ACTIVITY:
Copy all the lines of the data that include the word "ciążę".

══ INPUT RECORDS ══

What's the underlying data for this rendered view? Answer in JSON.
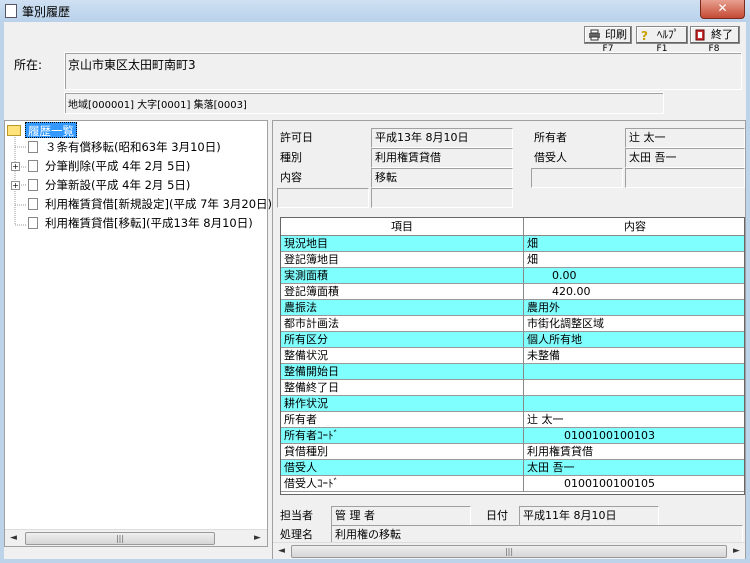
{
  "window": {
    "title": "筆別履歴",
    "close": "✕"
  },
  "toolbar": {
    "print": {
      "label": "印刷",
      "key": "F7"
    },
    "help": {
      "label": "ﾍﾙﾌﾟ",
      "key": "F1"
    },
    "exit": {
      "label": "終了",
      "key": "F8"
    }
  },
  "location": {
    "label": "所在:",
    "value": "京山市東区太田町南町3",
    "detail": "地域[000001] 大字[0001] 集落[0003]"
  },
  "tree": {
    "root": "履歴一覧",
    "items": [
      {
        "label": "３条有償移転(昭和63年 3月10日)",
        "expandable": false
      },
      {
        "label": "分筆削除(平成 4年 2月 5日)",
        "expandable": true
      },
      {
        "label": "分筆新設(平成 4年 2月 5日)",
        "expandable": true
      },
      {
        "label": "利用権賃貸借[新規設定](平成 7年 3月20日)",
        "expandable": false
      },
      {
        "label": "利用権賃貸借[移転](平成13年 8月10日)",
        "expandable": false
      }
    ]
  },
  "info": {
    "permit_date_label": "許可日",
    "permit_date": "平成13年 8月10日",
    "type_label": "種別",
    "type": "利用権賃貸借",
    "content_label": "内容",
    "content": "移転",
    "owner_label": "所有者",
    "owner": "辻 太一",
    "lessee_label": "借受人",
    "lessee": "太田 吾一"
  },
  "table": {
    "headers": [
      "項目",
      "内容"
    ],
    "rows": [
      {
        "k": "現況地目",
        "v": "畑",
        "hl": true
      },
      {
        "k": "登記簿地目",
        "v": "畑",
        "hl": false
      },
      {
        "k": "実測面積",
        "v": "0.00",
        "hl": true
      },
      {
        "k": "登記簿面積",
        "v": "420.00",
        "hl": false
      },
      {
        "k": "農振法",
        "v": "農用外",
        "hl": true
      },
      {
        "k": "都市計画法",
        "v": "市街化調整区域",
        "hl": false
      },
      {
        "k": "所有区分",
        "v": "個人所有地",
        "hl": true
      },
      {
        "k": "整備状況",
        "v": "未整備",
        "hl": false
      },
      {
        "k": "整備開始日",
        "v": "",
        "hl": true
      },
      {
        "k": "整備終了日",
        "v": "",
        "hl": false
      },
      {
        "k": "耕作状況",
        "v": "",
        "hl": true
      },
      {
        "k": "所有者",
        "v": "辻 太一",
        "hl": false
      },
      {
        "k": "所有者ｺｰﾄﾞ",
        "v": "0100100100103",
        "hl": true
      },
      {
        "k": "貸借種別",
        "v": "利用権賃貸借",
        "hl": false
      },
      {
        "k": "借受人",
        "v": "太田 吾一",
        "hl": true
      },
      {
        "k": "借受人ｺｰﾄﾞ",
        "v": "0100100100105",
        "hl": false
      }
    ]
  },
  "footer": {
    "staff_label": "担当者",
    "staff": "管 理 者",
    "date_label": "日付",
    "date": "平成11年 8月10日",
    "process_label": "処理名",
    "process": "利用権の移転"
  }
}
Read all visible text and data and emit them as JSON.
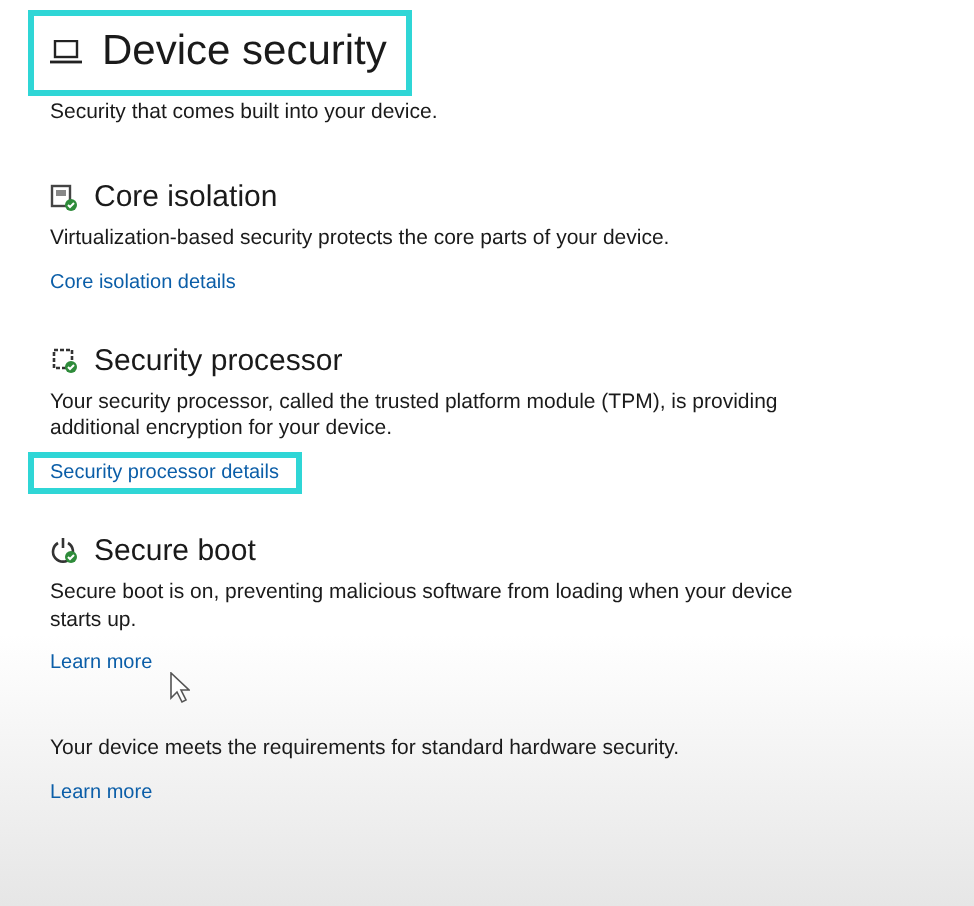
{
  "page": {
    "title": "Device security",
    "title_highlighted": true,
    "subtitle": "Security that comes built into your device."
  },
  "sections": [
    {
      "kind": "core-isolation",
      "heading": "Core isolation",
      "text": "Virtualization-based security protects the core parts of your device.",
      "link": "Core isolation details",
      "link_highlighted": false
    },
    {
      "kind": "processor",
      "heading": "Security processor",
      "text": "Your security processor, called the trusted platform module (TPM), is providing additional encryption for your device.",
      "link": "Security processor details",
      "link_highlighted": true
    },
    {
      "kind": "secure-boot",
      "heading": "Secure boot",
      "text": "Secure boot is on, preventing malicious software from loading when your device starts up.",
      "link": "Learn more",
      "link_highlighted": false
    }
  ],
  "footer": {
    "text": "Your device meets the requirements for standard hardware security.",
    "link": "Learn more"
  }
}
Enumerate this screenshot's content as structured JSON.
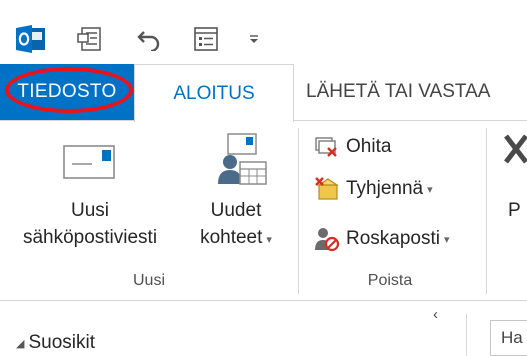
{
  "tabs": {
    "file": "TIEDOSTO",
    "home": "ALOITUS",
    "send_receive": "LÄHETÄ TAI VASTAA"
  },
  "ribbon": {
    "new_email": {
      "line1": "Uusi",
      "line2": "sähköpostiviesti"
    },
    "new_items": {
      "line1": "Uudet",
      "line2": "kohteet"
    },
    "group_new": "Uusi",
    "ignore": "Ohita",
    "clean_up": "Tyhjennä",
    "junk": "Roskaposti",
    "group_delete": "Poista",
    "partial_next": "P"
  },
  "nav": {
    "favorites": "Suosikit",
    "search_partial": "Ha"
  },
  "colors": {
    "accent": "#0072c6",
    "highlight_ring": "#e8131b"
  }
}
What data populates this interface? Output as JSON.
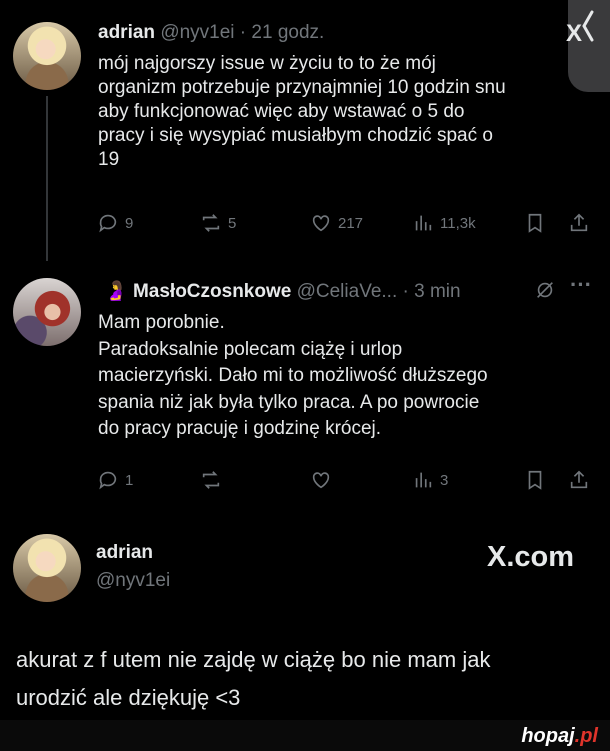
{
  "tweet1": {
    "author": "adrian",
    "handle_time": "@nyv1ei · 21 godz.",
    "text_lines": [
      "mój najgorszy issue w życiu to to że mój",
      "organizm potrzebuje przynajmniej 10 godzin snu",
      "aby funkcjonować więc aby wstawać o 5 do",
      "pracy i się wysypiać musiałbym chodzić spać o",
      "19"
    ],
    "replies": "9",
    "reposts": "5",
    "likes": "217",
    "views": "11,3k"
  },
  "tweet2": {
    "emoji": "🤰",
    "author": "MasłoCzosnkowe",
    "handle_time": "@CeliaVe... · 3 min",
    "text_lines": [
      "Mam porobnie.",
      "Paradoksalnie polecam ciążę i urlop",
      "macierzyński. Dało mi to możliwość dłuższego",
      "spania niż jak była tylko praca. A po powrocie",
      "do pracy pracuję i godzinę krócej."
    ],
    "replies": "1",
    "views": "3"
  },
  "tweet3": {
    "author": "adrian",
    "handle": "@nyv1ei",
    "brand": "X.com",
    "text_lines": [
      "akurat z f utem nie zajdę w ciążę bo nie mam jak",
      "urodzić ale dziękuję <3"
    ]
  },
  "watermark": {
    "main": "hopaj",
    "suffix": ".pl"
  },
  "colors": {
    "background": "#000000",
    "text": "#e7e9ea",
    "muted": "#71767b"
  }
}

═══

EXPECTED ANSWER:
      "Paradoksalnie polecam ciążę i urlop",
      "akurat z f utem nie zajdę w ciążę bo nie mam jak",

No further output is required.